If your favorite show was hastily canceled by Netflix, then consider it to have been a downright failure! Well, that is what Netflix wants us to believe and said in the latest mystifying interview with Bloomberg. Greg Peters and Ted Sarandos, Netflix co-CEOs, made a lot of odd statements but at the top of the list was probably this one from Ted Sarandos:
“We have never canceled a successful show. A lot of these shows were well-intended but talk to a very small audience on a very big budget. The key to it is you have to be able to talk to a small audience on a small budget and a large audience on a large budget. If you do that well, you can do that forever.”
For Netflix subscribers, however, there are issues with this statement, and many are outraged by such bollocks.

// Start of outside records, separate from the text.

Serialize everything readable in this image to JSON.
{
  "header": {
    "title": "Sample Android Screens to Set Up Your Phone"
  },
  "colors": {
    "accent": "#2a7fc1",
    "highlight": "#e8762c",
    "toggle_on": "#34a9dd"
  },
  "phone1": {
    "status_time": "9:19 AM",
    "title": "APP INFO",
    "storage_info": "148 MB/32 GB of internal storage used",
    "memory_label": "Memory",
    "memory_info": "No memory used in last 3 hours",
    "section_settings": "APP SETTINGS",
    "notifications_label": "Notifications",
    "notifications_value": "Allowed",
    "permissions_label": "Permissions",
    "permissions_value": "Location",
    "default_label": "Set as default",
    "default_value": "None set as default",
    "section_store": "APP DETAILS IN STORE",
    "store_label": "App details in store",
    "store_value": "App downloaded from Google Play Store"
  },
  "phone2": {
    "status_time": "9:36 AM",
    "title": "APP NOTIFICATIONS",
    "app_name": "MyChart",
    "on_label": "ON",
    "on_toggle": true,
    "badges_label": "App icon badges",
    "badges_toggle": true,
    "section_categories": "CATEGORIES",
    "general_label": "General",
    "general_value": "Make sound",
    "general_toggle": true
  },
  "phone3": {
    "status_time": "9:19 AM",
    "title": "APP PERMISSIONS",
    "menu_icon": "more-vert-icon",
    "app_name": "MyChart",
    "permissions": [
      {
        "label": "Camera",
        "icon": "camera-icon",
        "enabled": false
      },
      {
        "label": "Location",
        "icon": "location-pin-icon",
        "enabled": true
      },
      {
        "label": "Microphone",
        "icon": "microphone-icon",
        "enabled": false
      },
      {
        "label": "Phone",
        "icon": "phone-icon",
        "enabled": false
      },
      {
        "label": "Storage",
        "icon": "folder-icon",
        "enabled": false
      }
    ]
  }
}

The big question everyone is speculating about is how on earth Netflix is even measuring the success of a show. Their formula appears to be focused on seasonal completion and hours watched measured up against budget. But come on! Where is their loyalty to the fanbase they have built up?
Instead of establishing review scores and important IP, they are stocking their library with a bunch of dead-end series. If budget is taken into account, then there are plenty of examples making this statement difficult to stomach, such as The Babysitters Club, I Am Not Okay With This, or Teenage Bounty Hunters just to mention a few!
Another questionable point I wonder about is if a Netflix series ‘failed’ how much is Netflix at fault here? Many subscribers who had to experience the loss of their favorite series noticed the lack of any notable promotion; therefore, it makes sense why it never got the attention it deserved.
Ah yes, the personification of an in-the-moment intriguing episode where the front-runner gets a series, and it lights up the billboard on our Netflix screen with soaring review scores only to be replaced within minutes by another fly-by-night that will eventually be canceled because Netflix can’t seem to tick all their perfect metric boxes!
Let me share some of the ludicrous statements co-CEO Ted Sarandos and Greg Peters made throughout the interview and decide for yourself if they are on the right track or not:
Ted Sarandos: “This meme of, I can’t find things on Netflix … I mean, hundreds and hundreds of stars that did not have a career before Netflix did because they were found on Netflix.”
Greg Peters: “We’re just getting started to make Squid Game not an unusual thing, but something that happens every week.”
Ted Sarandos: “Can you build a big business without [intellectual property] and without a library? We just did.”
Good to you, Sarandos and Peters, for sharing your confidence in your business, but your message seems to be delivered poorly to the major concerns Netflix subscribers have and many are just waiting to see what 2023 will bring to the table.